The collections were extended significantly under the directorship of Ernst Haeckel, who brought with him his own large collection of animals from the Red Sea, the Indian Ocean and Ceylon (Sri Lanka). Later, material collected by Richard Semon (Malayan Archipelago and Australia), Ludwig Plate (Ceylon) and Jürgen Harms (Java and Sumatra) followed. In addition, collections of insects, molluscs and fossils were purchased or donated to the museum. The material brought back from the expeditions, in particular, contains a number of type specimens.

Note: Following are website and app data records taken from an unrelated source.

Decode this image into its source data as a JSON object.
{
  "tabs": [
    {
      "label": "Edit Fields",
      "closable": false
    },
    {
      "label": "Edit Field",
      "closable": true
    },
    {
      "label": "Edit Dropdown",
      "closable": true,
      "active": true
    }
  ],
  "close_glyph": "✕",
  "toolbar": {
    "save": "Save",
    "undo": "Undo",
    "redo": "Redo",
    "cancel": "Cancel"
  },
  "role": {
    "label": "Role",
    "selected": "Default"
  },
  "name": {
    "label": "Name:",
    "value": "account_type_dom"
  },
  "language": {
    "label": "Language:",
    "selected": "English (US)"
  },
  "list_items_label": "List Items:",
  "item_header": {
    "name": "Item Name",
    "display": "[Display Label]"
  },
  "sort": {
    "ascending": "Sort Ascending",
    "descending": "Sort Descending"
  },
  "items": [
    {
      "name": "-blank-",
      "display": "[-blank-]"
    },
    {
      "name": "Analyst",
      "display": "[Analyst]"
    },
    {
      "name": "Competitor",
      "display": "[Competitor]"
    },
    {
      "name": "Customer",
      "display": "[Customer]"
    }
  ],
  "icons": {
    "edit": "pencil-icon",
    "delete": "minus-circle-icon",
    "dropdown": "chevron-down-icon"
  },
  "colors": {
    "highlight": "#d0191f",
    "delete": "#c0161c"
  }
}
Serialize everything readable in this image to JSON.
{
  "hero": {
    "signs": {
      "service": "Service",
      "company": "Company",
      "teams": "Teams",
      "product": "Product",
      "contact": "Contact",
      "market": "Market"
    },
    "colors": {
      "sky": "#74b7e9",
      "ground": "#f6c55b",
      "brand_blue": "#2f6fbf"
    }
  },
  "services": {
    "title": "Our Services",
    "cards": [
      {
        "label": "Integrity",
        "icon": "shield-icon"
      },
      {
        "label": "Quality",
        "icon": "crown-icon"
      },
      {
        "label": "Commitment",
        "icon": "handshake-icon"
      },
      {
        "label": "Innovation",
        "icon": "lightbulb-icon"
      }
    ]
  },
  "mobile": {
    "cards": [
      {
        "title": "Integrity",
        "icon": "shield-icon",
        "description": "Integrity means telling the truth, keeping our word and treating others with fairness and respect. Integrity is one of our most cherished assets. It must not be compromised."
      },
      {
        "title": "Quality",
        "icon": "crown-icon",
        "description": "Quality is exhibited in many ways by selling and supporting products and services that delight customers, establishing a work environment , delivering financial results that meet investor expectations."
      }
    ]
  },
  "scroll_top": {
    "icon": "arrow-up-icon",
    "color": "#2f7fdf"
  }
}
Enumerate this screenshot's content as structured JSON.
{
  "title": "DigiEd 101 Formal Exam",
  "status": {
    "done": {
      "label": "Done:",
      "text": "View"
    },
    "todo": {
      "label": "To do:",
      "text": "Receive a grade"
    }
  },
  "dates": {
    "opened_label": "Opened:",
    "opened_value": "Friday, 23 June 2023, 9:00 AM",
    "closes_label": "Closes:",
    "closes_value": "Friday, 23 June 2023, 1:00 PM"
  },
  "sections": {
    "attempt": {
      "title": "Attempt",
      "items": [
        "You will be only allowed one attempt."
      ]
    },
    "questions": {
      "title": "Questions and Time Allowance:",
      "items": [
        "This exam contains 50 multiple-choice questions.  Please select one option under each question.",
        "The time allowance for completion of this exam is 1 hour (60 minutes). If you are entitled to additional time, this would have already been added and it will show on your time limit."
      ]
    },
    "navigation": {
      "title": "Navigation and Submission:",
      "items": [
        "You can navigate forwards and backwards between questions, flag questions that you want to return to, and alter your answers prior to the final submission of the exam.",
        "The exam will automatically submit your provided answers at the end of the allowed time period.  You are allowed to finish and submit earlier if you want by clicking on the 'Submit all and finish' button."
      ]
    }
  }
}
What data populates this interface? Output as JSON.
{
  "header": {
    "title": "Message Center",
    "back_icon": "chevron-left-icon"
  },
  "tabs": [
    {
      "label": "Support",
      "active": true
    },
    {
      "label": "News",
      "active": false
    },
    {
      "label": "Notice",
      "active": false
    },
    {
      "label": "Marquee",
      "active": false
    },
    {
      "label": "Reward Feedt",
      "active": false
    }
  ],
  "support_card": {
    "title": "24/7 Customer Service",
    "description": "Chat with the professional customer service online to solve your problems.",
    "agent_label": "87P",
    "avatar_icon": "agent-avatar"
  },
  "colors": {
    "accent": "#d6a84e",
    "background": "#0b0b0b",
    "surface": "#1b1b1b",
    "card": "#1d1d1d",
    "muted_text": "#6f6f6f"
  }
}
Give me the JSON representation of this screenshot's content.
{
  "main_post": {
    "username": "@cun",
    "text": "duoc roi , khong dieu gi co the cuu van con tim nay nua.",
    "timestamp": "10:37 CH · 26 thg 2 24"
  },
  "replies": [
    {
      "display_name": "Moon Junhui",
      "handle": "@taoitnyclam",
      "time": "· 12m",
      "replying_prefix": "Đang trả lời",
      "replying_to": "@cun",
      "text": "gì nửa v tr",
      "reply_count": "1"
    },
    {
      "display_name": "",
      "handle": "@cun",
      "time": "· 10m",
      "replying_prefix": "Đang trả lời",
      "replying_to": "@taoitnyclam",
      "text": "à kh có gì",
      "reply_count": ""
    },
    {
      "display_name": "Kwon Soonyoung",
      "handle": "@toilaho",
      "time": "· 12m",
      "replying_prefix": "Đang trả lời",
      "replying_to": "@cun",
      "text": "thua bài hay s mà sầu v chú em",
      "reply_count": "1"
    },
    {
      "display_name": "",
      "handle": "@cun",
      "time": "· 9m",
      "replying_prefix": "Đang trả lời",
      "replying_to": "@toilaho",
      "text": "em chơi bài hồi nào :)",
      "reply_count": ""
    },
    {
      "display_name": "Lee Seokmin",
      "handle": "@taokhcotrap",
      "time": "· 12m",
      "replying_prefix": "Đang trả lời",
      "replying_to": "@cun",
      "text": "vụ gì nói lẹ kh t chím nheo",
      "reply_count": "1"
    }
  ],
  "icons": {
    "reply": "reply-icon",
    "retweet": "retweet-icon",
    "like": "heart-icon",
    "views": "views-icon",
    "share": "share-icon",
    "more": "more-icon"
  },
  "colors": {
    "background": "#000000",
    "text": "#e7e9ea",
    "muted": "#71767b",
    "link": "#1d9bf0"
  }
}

As the Phyletisches Museum was built without a separate repository to house the scientific collections, only parts of the collections were kept in the museum building, with the majority of the specimens stored at the Institute of Zoology. The situation did not change until the exhibition halls of the museum were modernized between 1956 and 1963 under the directorship of Manfred Gersch. A separate repository, not open to the public, was set up on the top floor of the museum to house the extensive insect collections. A huge amount of material was acquired after 1969 with the absorption of large zoological-palaeontological collections from other institutes of Friedrich Schiller University. At this point, the scientific collections started being developed systematically. Since then much progress has been made, under the leadership of curator Dr. Dietrich von Knorre, in ordering the existing inventory, recording it scientifically, and making it available for research and teaching.